Sydney caters to a broad range of educational needs. Expat children can attend public, faith-based, private, or international schools in Sydney. High school graduates can choose from several prestigious universities, including the University of New South Wales and the University of Sydney.

In Sydney, it is common for children to attend pre-school before starting primary school. Some primary schools have linked pre-schools, and most daycare centres have a separate pre-school class. 

Students attend primary school from Kindergarten to Year 6, with high school being Years 7 to 12. While primary schools are typically co-educational, it’s common for students to attend single-sex high schools in Sydney.

Those with permanent residency status have access to free public education. Families living in Australia on a temporary resident visa will have to pay for their children's schooling.


Public schools in Sydney 

The quality of public education in Sydney is generally good. Like elsewhere in the world, performance is influenced by socio-demographic factors such as location and funding.

Public schools generally accept enrollment throughout the year before the child is due to start. The New South Wales Department of Education provides an enrollment form. Supporting documentation must usually be provided to the department in addition to the enrollment form.

Children attend public schools based on zones, or catchment areas. The details of which neighbourhoods filter into which schools are available on school websites. Expat families often base accommodation decisions around access to schooling.


Faith-based schools in Sydney 

Faith-based education is common in Sydney. Catholic primary and high schools, run by the Catholic Education Office Sydney, are particularly popular. Most suburbs have a Catholic primary school, and schools may accept some non-Catholic families as long as they agree to support the values of the Catholic Church.

The Catholic education system has an excellent reputation in Sydney. Many parents see this as a comfortable middle-ground between public and private education. This option is popular among expats living in Australia on a temporary residence visa, as fees for faith-based schools are often less than what temporary residents are required to pay for access to the public system.


Private schools in Sydney 

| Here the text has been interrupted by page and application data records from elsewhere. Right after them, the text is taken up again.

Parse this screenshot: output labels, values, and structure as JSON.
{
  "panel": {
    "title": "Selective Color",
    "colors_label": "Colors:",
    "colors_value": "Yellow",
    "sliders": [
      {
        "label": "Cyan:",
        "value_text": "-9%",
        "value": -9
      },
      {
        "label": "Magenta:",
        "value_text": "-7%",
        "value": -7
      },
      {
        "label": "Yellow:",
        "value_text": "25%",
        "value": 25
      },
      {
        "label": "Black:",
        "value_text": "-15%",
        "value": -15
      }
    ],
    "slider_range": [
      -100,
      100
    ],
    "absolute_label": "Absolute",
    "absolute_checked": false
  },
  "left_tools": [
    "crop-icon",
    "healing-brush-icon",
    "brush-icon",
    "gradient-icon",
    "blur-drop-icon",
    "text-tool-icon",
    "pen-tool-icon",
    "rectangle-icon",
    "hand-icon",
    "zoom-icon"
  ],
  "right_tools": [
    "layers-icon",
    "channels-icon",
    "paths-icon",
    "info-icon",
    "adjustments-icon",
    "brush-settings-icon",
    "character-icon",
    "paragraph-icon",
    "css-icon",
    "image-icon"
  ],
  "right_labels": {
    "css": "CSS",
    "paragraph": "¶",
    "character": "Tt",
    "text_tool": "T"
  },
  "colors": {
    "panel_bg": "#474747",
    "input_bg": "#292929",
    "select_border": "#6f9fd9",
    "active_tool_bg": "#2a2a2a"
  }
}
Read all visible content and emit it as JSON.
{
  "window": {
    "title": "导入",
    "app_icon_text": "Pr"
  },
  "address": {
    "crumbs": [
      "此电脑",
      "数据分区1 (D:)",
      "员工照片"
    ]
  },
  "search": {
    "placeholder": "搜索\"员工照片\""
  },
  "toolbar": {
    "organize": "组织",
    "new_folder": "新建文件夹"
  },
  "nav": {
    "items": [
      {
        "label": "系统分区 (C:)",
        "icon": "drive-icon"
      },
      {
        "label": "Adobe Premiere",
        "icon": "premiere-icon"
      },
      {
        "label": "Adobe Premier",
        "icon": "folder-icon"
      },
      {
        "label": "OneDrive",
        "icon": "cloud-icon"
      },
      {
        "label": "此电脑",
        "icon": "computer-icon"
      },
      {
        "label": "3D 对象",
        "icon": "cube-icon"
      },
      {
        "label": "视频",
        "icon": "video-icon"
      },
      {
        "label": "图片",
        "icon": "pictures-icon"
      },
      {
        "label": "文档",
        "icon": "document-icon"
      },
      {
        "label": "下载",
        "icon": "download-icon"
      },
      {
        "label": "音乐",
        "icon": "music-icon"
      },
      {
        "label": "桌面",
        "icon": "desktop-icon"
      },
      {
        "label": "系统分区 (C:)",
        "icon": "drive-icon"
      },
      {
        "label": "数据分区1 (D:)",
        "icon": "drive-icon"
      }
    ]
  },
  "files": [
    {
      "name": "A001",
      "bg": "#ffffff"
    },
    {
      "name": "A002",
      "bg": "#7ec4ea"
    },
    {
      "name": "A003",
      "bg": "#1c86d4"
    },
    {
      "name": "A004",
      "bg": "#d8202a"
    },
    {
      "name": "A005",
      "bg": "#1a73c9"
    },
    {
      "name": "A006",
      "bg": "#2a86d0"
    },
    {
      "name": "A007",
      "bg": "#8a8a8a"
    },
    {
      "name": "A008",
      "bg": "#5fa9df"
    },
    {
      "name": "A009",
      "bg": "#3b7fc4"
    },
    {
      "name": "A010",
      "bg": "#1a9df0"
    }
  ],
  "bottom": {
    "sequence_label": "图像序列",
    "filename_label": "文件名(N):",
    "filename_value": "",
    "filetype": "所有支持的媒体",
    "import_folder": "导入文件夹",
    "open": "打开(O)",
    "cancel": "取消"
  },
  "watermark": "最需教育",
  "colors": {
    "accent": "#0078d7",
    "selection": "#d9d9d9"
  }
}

There are a number of private schools and academically selective public schools in Sydney. The most popular schools have waiting lists, so parents should express an interest as early as possible. To get a place at an academically selective government school, students sit exams the year before they are due to commence. 


International schools in Sydney

Although international schools tend to have by far the priciest fees of all the Sydney education options, many expats feel that the cost justifies the benefits of sending their child to an international school.

These schools allow children the opportunity to study their home curriculum or an internationally recognised curriculum such as the International Baccalaureate. Studying a familiar curriculum ensures continuity and minimises the disruption in the child's learning during relocation. Secondly, international schools offer an easy way for parents and children alike to meet other expats and settle into Sydney with greater ease.